Training them to fear natural predators, Tom thought. Trying to force animals to behave in a way that should be instinctive. Surely that was proof that their time was over? They had their chance. These people should just let them go. And yet he saw the way Lily was looking at them and reminded himself that she had what he had lost. There was a fascination with these things that he could no longer muster. And she could laugh with an uninhibited pleasure in a way that he had lost a long time ago. He had grown out of it, but was he any better for the lack of it?
This was something he had discovered as a father. Watching his daughter’s unfiltered experience of life allowed him to share in it once more, to remember what he had been like at her age. Yes, this was a small, cute furry animal and kids always liked cute furry animals, but there was no denying that seeing this living thing in front of him had an effect on him, though whether it was because Lily was here too or not, he wasn’t sure.
Staring at this creature that could . . . should have been able to survive out in the wild – if humans could leave a wild to survive in – he wondered at what he had long considered his rather jaded ‘wisdom’ and if it might just be detachment, disconnection. Did he care so little for these insignificant species because they were not important, or because it was just easier to live without considering their significance? Perhaps caring about them meant caring about the world they were a part of and he didn’t need that extra responsibility on top of all the others he had.
He watched the animation of his daughter’s face and was struck with a profound sadness that one day she might not be like this – that she would end up like him and lose this infectious astonishment at life’s little things.
He shook his head, gazing down at the photos on his screen, flicking through them to find the best ones. The woman led them outside again and he said goodbye, thanking her, before taking Lily to the cafe for her long-awaited ice cream. They sat together on the same side of the table and she tucked into a huge dessert, leaning in towards him as he looked through the photos.
And there it was; that perfect shot. The photo he knew he’d print out and frame. The one he’d show friends and family. The one he’d treasure for the rest of his life.
It was a picture he’d taken while jumping around in the birds’ enclosure, trying to snap the Helmeted Honeyeater. There was the delicate, graceful and quick little yellow and black bird, caught in mid-flight, the tips of its wings and tail-feathers blurred with motion as it swept across the frame in the foreground. Right behind it was Lily, her eyes on the honeyeater, her face ever so slightly out of focus as her head turned, her expression lit up as she watched her daft daddy chasing after the bird.

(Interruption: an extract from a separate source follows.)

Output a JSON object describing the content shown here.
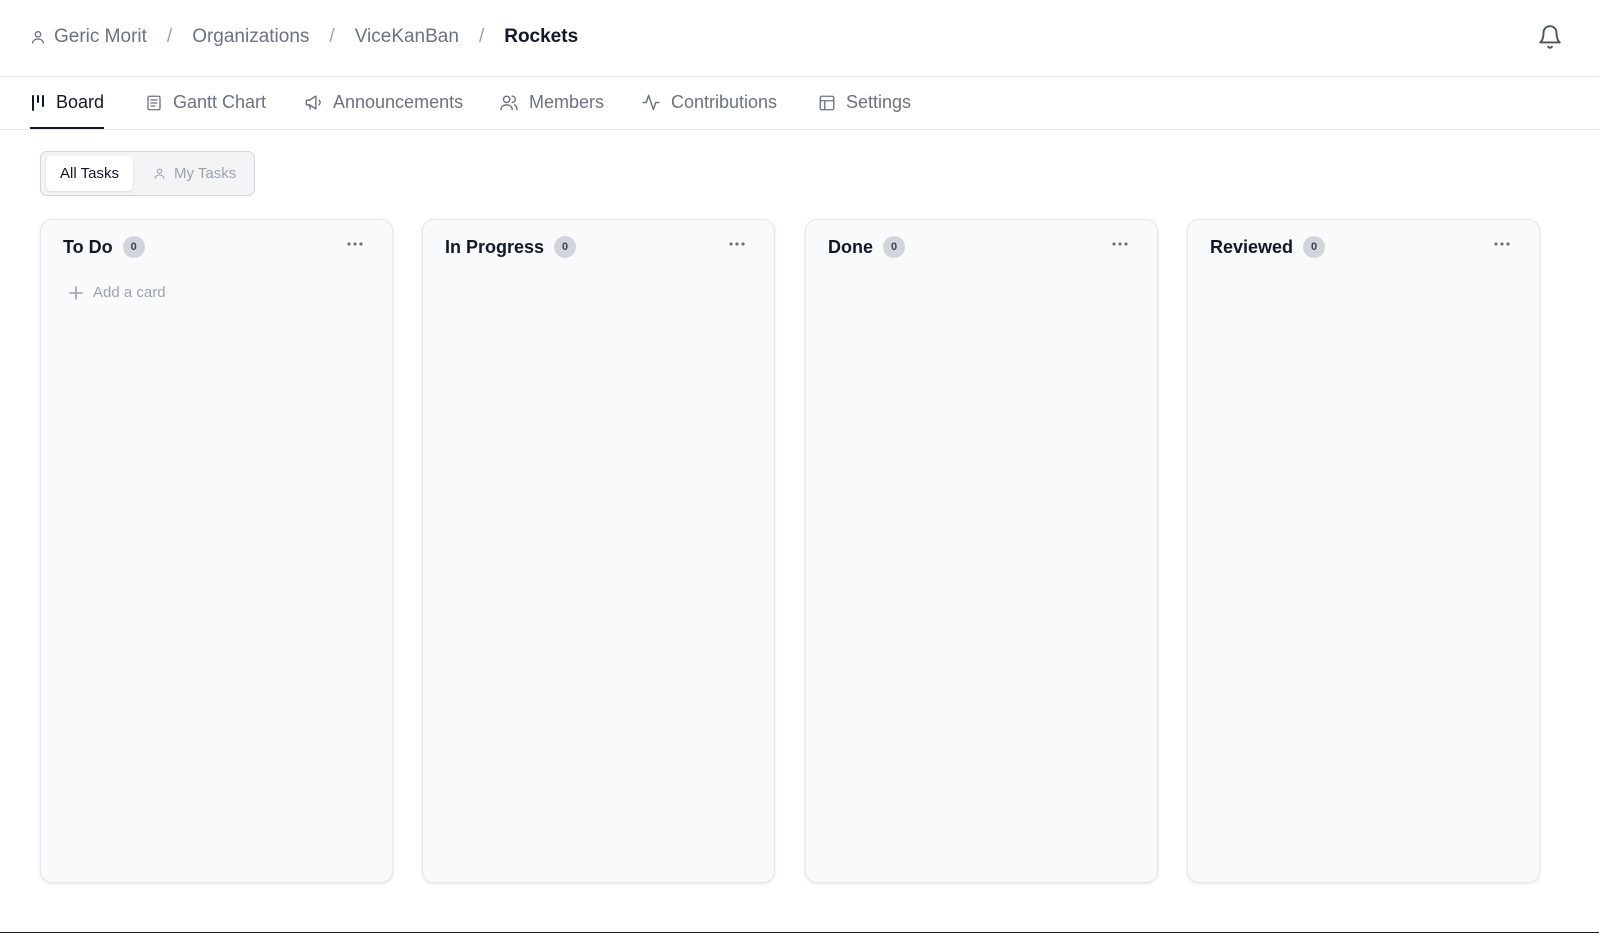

An instant of pure, giddy uninhibited joy. Stroking the screen with his thumb, he felt his breath catch in his throat.
‘Daddy,’ Lily scolded. ‘Eat your ice cream before it melts!’